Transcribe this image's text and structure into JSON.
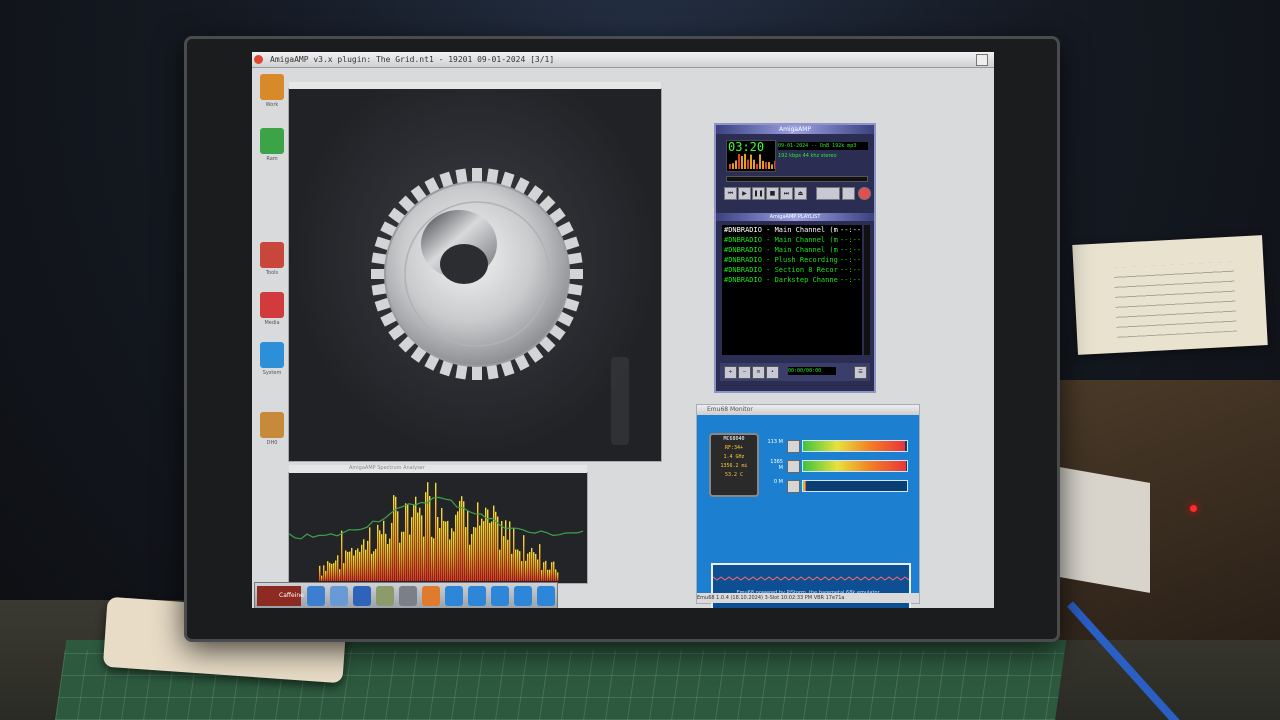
{
  "screen": {
    "window_title": "AmigaAMP v3.x plugin: The Grid.nt1 - 19201 09-01-2024 [3/1]"
  },
  "desktop_icons": [
    {
      "icon": "drive-icon",
      "label": "Work",
      "color": "#d88a2a"
    },
    {
      "icon": "globe-icon",
      "label": "Ram",
      "color": "#3aa447"
    },
    {
      "icon": "tools-icon",
      "label": "Tools",
      "color": "#c8473a"
    },
    {
      "icon": "media-icon",
      "label": "Media",
      "color": "#d13b3b"
    },
    {
      "icon": "folder-icon",
      "label": "System",
      "color": "#2e8fd9"
    },
    {
      "icon": "disk-icon",
      "label": "DH0",
      "color": "#c78a3a"
    }
  ],
  "gear_window": {
    "title": ""
  },
  "spectrum_window": {
    "title": "AmigaAMP Spectrum Analyser"
  },
  "amigaamp": {
    "title": "AmigaAMP",
    "time": "03:20",
    "marquee": "09-01-2024 -- DnB 192k mp3",
    "bitrate": "192 kbps  44 khz  stereo",
    "playlist_title": "AmigaAMP PLAYLIST",
    "playlist": [
      {
        "title": "#DNBRADIO - Main Channel (m",
        "duration": "--:--",
        "selected": true
      },
      {
        "title": "#DNBRADIO - Main Channel (m",
        "duration": "--:--",
        "selected": false
      },
      {
        "title": "#DNBRADIO - Main Channel (m",
        "duration": "--:--",
        "selected": false
      },
      {
        "title": "#DNBRADIO - Plush Recording",
        "duration": "--:--",
        "selected": false
      },
      {
        "title": "#DNBRADIO - Section 8 Recor",
        "duration": "--:--",
        "selected": false
      },
      {
        "title": "#DNBRADIO - Darkstep Channe",
        "duration": "--:--",
        "selected": false
      }
    ],
    "playlist_time": "00:00/00:00"
  },
  "emu68": {
    "title": "Emu68 Monitor",
    "chip": {
      "name": "MC68040",
      "line1": "RF:34+",
      "freq": "1.4 GHz",
      "mips": "1356.2 mi",
      "temp": "53.2 C"
    },
    "meters": [
      {
        "label": "113 M",
        "icon": "cpu-icon",
        "fill": 0.98
      },
      {
        "label": "1365 M",
        "icon": "mem-icon",
        "fill": 0.99
      },
      {
        "label": "0 M",
        "icon": "jit-icon",
        "fill": 0.03
      }
    ],
    "footer": "Emu68 powered by PiStorm, the baremetal 68k emulator",
    "status": "Emu68 1.0.4 (18.10.2024)  3-Slot  10:02:33 PM VBR  17e71a"
  },
  "dock": {
    "launch_label": "Caffeine"
  }
}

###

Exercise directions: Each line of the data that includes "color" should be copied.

Reply:
      "color": "#d88a2a"
      "color": "#3aa447"
      "color": "#c8473a"
      "color": "#d13b3b"
      "color": "#2e8fd9"
      "color": "#c78a3a"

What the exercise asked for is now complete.